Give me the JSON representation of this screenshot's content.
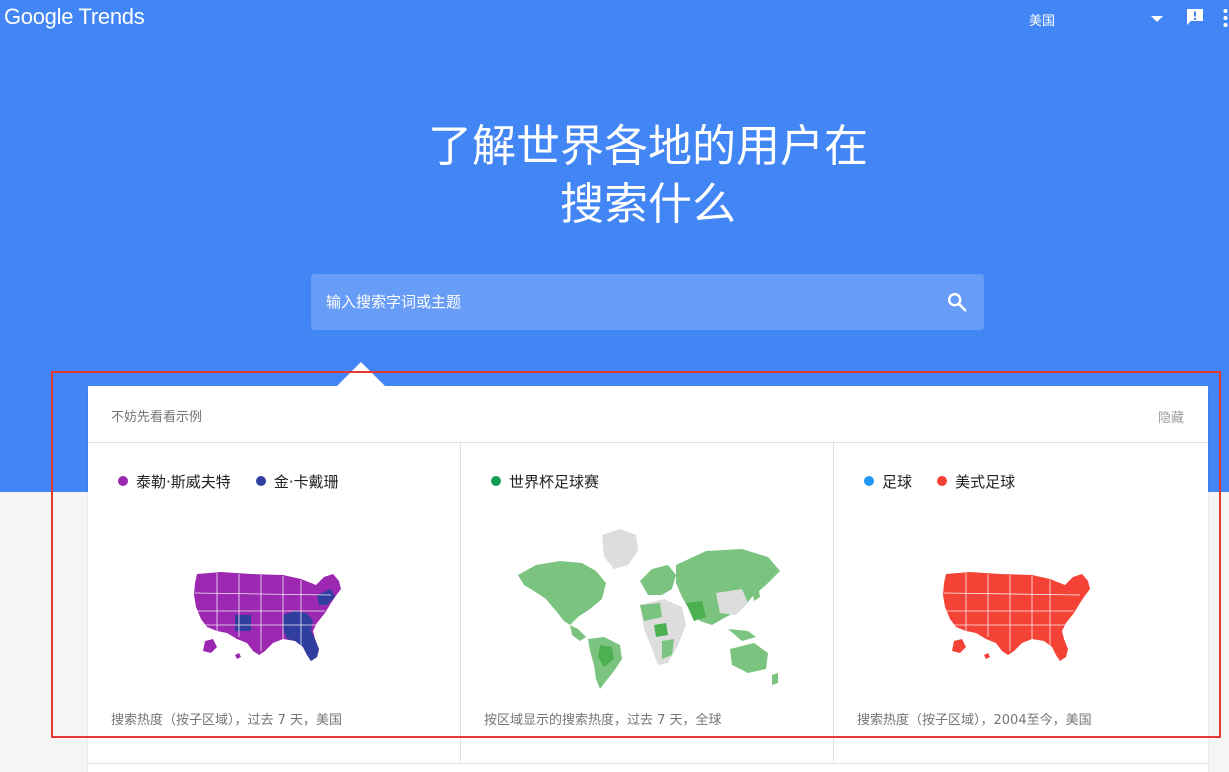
{
  "header": {
    "logo": "Google Trends",
    "region": "美国"
  },
  "hero": {
    "title_line1": "了解世界各地的用户在",
    "title_line2": "搜索什么"
  },
  "search": {
    "placeholder": "输入搜索字词或主题"
  },
  "examples": {
    "title": "不妨先看看示例",
    "hide_label": "隐藏",
    "cards": [
      {
        "legend": [
          {
            "label": "泰勒·斯威夫特",
            "color": "#9c27b0"
          },
          {
            "label": "金·卡戴珊",
            "color": "#303f9f"
          }
        ],
        "caption": "搜索热度（按子区域），过去 7 天，美国"
      },
      {
        "legend": [
          {
            "label": "世界杯足球赛",
            "color": "#0f9d58"
          }
        ],
        "caption": "按区域显示的搜索热度，过去 7 天，全球"
      },
      {
        "legend": [
          {
            "label": "足球",
            "color": "#2196f3"
          },
          {
            "label": "美式足球",
            "color": "#f44336"
          }
        ],
        "caption": "搜索热度（按子区域），2004至今，美国"
      }
    ]
  },
  "colors": {
    "brand_blue": "#4285f4",
    "highlight_red": "#e53935",
    "map_green": "#7bc47f",
    "map_grey": "#dddddd"
  }
}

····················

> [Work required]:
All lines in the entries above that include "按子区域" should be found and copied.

> [Solved exercise]:
        "caption": "搜索热度（按子区域），过去 7 天，美国"
        "caption": "搜索热度（按子区域），2004至今，美国"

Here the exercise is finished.